Exercise instructions:
When you have gone through the entries below, state how many lines include the word "month" and write nothing else.
+++ Data +++
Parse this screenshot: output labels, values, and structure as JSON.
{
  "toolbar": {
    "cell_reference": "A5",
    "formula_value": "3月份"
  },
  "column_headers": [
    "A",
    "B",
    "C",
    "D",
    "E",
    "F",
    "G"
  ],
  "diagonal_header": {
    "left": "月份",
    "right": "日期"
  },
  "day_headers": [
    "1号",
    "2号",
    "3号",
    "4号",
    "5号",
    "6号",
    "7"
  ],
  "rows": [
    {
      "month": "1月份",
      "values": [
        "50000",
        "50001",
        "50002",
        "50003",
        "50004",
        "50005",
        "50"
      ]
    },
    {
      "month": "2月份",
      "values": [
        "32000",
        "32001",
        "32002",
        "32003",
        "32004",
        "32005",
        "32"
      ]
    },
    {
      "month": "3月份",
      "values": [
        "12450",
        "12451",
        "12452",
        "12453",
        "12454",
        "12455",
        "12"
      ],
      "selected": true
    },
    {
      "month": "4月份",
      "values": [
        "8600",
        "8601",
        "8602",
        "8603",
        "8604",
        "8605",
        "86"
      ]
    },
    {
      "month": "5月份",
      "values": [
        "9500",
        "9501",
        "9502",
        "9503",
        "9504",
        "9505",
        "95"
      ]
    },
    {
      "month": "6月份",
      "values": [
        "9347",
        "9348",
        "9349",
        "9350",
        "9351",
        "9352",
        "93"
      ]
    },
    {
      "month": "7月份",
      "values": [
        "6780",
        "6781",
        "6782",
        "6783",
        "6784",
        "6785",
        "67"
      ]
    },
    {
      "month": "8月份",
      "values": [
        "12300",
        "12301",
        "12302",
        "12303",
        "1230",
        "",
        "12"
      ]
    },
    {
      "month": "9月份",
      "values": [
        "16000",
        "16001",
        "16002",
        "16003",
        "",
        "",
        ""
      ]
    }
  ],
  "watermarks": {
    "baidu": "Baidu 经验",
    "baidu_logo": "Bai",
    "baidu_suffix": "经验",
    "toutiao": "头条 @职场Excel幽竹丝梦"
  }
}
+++
Response to this task:
9